Last week, I was critiquing a tweet in a writing workshop at Tellabs.
“All your other tweets are so personable,” I said. “Why does this one read like a press release headline?”
Because, said George Stenitzer, vice president of Corporate Communications:
“Some clients just aren’t helpable.”
I love that approach to the review system: Let’s help the ones we can, and to heck with the ones we can’t. Call it communication triage.
I’ve heard, seen and read so many great observations on communication planning lately, I thought I’d share some of my favorites with you.
On the approval process
[Describing communications at a utility]: “The review process was worse than a triple root canal followed by a colonoscopy. Reminds me of an ad where the cola can starts out red, works its way through the spectrum, then back to red.”
— Roy Berces, Group Communication manager at Mervyn’s LLC
“ACCOUNTANT: ‘Can I check over that story before you run it?’ EDITOR: ‘Sure.

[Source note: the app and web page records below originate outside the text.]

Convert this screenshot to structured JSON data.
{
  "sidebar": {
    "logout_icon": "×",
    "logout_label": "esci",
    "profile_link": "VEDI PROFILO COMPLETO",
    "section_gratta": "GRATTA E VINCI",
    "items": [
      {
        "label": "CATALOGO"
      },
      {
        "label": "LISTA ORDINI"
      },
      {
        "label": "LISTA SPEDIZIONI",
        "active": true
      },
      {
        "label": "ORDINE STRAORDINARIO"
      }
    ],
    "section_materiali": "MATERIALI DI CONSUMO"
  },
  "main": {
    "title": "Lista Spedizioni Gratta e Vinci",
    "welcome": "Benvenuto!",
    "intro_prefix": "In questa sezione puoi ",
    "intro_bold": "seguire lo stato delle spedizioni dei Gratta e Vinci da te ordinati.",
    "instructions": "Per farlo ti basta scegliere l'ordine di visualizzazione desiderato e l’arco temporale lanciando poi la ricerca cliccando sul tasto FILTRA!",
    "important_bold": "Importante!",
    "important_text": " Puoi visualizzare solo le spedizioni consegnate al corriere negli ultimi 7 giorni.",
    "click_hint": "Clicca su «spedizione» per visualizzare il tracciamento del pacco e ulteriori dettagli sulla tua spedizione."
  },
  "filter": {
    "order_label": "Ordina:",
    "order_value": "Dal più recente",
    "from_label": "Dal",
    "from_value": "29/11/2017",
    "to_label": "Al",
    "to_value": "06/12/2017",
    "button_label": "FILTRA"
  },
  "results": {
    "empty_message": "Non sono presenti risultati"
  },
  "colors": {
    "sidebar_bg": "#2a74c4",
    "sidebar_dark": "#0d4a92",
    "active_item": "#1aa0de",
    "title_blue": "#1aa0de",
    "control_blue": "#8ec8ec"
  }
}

As long as I can balance the books this month.'”
— Steve Crescenzo, owner of Crescenzo Communications
On folks who slow down the system
“drag factor: A person, issue, process, etc., which delays a key decision. ‘President Obama’s biggest drag factor may be his fellow Democrats, not Republicans.'”
On approvals and innovation
“When it comes to innovation, you’re supposed to be running with scissors.”
— Kasey Skala, owner of Interactive Revolution
“Never kill your ideas, no matter how weird or ‘out-there’ they might sound. Believe me — over the course of your life in PR, there’ll be enough people in the world ready to kill your ideas. You should never be one of them.” — Peter Shankman, founder of Help a Reporter Out (HARO), in Can We Do That?! Outrageous PR Stunts That Work — and Why Your Company Needs Them